SAN FRANCISCO--There's nothing like going to the source when it comes to a licensed video game. In the case of the upcoming Prince Caspian for Xbox 360 and other major consoles, the "source" happens to come from a couple of different directions: film director Andrew Adamson, who is the director of The Chronicles of Narnia: Prince Caspian, the movie based on the influential C.S. Lewis novel; the visual effects masters at Peter Jackson's Weta Digital studios; as well as the C.S. Lewis estate itself.
In Adamson's case, attention to detail appeared to be one of the important lessons learned for the developers at Traveller's Tales, as it seems like Adamson's production design has put huge importance on the little details, all the way down to the different kinds of chain mail armor that will appear in the movie (and, as an offshoot, the game). According to Traveller's Tale producers, Adamson's also a huge gamer, and his input on the Prince Caspian game included the advice that players should immediately be grabbed by the coattails and taken for a ride from the outset in the game.

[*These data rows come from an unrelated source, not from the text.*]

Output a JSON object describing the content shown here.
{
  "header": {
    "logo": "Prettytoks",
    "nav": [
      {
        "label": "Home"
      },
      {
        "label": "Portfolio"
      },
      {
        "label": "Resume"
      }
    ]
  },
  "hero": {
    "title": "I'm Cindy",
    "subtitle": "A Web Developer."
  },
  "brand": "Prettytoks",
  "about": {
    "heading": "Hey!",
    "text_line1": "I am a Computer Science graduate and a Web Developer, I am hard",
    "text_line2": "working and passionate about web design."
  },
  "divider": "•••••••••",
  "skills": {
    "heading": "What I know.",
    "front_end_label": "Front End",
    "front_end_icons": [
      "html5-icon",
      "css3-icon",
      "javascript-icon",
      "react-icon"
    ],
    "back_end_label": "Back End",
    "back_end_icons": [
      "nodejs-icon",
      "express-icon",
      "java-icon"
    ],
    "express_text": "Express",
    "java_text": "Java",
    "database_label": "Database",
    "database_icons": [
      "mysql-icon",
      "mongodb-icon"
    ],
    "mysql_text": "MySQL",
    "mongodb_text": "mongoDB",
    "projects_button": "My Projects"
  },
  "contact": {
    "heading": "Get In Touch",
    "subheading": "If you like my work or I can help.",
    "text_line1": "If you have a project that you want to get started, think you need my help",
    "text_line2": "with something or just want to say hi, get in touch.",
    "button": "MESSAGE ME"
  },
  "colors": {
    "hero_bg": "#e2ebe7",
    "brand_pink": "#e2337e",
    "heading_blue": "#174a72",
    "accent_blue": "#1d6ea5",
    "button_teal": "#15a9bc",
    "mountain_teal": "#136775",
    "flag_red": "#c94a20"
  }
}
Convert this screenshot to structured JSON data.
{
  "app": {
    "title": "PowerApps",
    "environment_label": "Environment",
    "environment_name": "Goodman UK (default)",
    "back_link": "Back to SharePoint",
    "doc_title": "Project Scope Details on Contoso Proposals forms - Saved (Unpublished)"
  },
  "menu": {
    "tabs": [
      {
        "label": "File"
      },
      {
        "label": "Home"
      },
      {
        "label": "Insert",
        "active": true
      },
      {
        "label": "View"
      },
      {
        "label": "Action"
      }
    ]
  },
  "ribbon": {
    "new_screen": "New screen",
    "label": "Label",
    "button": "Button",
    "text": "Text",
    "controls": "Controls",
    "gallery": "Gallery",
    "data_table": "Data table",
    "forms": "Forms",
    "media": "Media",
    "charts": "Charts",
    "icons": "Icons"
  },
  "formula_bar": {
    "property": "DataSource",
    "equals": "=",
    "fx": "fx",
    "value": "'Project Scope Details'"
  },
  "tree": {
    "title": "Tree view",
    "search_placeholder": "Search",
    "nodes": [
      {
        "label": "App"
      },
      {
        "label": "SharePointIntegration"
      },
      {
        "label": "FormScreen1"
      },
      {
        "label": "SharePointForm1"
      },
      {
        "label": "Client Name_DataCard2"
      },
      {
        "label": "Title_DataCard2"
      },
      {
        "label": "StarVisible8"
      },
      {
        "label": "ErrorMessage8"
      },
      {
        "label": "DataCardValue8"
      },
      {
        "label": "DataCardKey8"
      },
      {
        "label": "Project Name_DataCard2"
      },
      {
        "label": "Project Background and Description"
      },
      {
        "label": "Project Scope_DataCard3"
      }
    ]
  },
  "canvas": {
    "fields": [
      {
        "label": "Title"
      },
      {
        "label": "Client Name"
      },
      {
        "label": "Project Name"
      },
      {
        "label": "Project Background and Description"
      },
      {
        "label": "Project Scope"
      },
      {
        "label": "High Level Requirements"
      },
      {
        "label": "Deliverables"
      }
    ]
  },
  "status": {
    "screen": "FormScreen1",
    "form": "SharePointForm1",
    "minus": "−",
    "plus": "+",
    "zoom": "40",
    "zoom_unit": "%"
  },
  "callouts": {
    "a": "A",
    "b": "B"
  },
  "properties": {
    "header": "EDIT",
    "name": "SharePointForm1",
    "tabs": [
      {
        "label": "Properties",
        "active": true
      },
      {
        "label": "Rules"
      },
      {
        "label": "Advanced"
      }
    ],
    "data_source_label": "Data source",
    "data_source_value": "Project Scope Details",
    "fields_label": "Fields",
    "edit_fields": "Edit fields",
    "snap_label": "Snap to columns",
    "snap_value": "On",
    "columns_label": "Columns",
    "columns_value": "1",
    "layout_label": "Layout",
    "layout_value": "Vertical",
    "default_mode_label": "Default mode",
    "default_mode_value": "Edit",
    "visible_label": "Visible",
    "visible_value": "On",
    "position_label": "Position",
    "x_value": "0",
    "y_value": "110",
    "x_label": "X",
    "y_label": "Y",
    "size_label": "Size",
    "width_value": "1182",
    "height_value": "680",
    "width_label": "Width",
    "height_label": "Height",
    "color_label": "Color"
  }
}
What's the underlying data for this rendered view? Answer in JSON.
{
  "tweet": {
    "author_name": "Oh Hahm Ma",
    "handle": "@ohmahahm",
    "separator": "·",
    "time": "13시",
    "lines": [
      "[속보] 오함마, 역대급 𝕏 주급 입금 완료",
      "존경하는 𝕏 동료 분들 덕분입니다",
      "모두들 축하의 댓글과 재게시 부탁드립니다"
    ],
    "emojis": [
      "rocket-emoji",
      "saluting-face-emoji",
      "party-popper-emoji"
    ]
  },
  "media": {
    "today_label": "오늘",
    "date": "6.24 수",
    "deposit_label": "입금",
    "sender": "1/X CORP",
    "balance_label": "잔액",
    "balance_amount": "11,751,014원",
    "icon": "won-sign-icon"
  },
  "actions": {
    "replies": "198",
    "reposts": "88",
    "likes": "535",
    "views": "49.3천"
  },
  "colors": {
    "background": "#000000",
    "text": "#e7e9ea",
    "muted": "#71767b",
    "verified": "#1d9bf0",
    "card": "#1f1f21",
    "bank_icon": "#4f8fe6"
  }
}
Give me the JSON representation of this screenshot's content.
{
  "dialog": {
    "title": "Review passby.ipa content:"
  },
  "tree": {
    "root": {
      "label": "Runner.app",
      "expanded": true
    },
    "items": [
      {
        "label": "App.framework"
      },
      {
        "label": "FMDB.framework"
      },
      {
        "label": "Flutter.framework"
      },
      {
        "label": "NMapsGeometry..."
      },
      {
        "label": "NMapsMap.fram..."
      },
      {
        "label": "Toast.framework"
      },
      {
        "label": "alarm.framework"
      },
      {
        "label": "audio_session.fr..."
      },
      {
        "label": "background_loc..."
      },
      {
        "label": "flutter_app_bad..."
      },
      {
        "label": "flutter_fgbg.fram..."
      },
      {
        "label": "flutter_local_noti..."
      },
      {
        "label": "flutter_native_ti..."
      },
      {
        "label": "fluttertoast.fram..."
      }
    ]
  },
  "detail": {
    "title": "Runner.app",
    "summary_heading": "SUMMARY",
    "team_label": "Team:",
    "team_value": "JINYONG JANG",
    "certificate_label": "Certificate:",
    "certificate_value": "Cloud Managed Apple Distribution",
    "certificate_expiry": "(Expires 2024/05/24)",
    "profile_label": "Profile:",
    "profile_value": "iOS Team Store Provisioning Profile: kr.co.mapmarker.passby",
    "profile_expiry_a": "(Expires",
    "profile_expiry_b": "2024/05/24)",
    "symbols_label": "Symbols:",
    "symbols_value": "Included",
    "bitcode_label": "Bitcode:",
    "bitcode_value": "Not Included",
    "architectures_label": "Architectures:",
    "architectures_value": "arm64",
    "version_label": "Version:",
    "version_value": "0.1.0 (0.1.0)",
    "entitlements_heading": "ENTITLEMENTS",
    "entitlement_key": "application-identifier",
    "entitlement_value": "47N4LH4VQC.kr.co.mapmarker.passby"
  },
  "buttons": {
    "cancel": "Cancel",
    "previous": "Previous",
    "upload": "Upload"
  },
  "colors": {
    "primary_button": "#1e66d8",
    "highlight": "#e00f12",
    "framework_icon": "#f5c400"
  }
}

OK, so it's not exactly cutting-edge game design theory there, but that action-packed approach to the game's opening will certainly be there in the game. This brings up another important aspect of the game's development: the narrative structure. While the game follows the same plot as the movie, it tells the same story in a more nonlinear fashion, with several missions acting as hubs from which various side missions continue. Indeed, the first level of the game tells the never-before-examined happenings between the first and second Narnia books, which see just a year pass in "our" world, while 1,300 years have passed in Narnia. What happened during that vast stretch of time was a job for the developers at Traveller's Tales to construct with the help of the C.S. Lewis estate, which is headed by Douglas Gresham, Lewis' stepson, who had the final say on anything and everything to do with game's continuity.
During our brief demo of the game we jumped through a number of different areas that highlighted the two main genres that will comprise Prince Caspian's gameplay: straight-ahead hack-and-slash and puzzle-solving. For the former, a huge number of units onscreen at any given time are a great start--during an early battle in a castle courtyard we watched as the producer demonstrating the game guided a hulking Minotaur through a crowd of battling fighters. You can control up to two players in the game, switching between each on the fly, and the game will allow drop-in/drop-out cooperative play (offline only). The other character on hand during this particular level was a mighty centaur who could gallop through crowds of enemies with ease, knocking them back as he sped along.
One of the goals for this particular level was to take out a series of catapults strewn throughout the courtyard. The Minotaur and centaur weren't strong enough to take them out; so in order to pull it off, you have to jump on the back of a giant standing in the middle of the courtyard. By guiding him around--giants are pretty stupid in Narnia, it seems--you can use his brute power to take down the catapults.
The game isn't just about brute force, however; in a later level shown to us, we saw two of the main characters, Peter and Edmund, make their way through some creepy-looking caves, using a torch's flames to keep bats away. The goal of this level is to use light to repel the bats, as stepping into darkness will bring the cloud of bats to your character. Conspiring against you (and your torch's flame) will be various drafts flowing through the caves, which you will have to plug with rocks and other objects. As you progress through levels, you'll be collecting items and shards that you can use to upgrade your character's armor and weapons.
To create the game's look, the team behind Prince Caspian went straight to the visual source, too--the visual effects masters at Peter Jackson's Weta Digital. The massive castle seen in the video game version of Prince Caspian, for example, comes from the exact same renders of the game that will be seen in the film. It's so big, in fact, that developers decided to create two different levels from it, each composed of different sections of the huge structure.
From creating the precise look of the armor and technology available to the Telmarines (the human armies fighting against Prince Caspian) to the unique score created just for the game, the details behind the Prince Caspian game have been a big undertaking for the developers at Traveller's Tales. Here's hoping the final product--and the movie, for that matter--live up to the sterling reputation of the book from which they draw.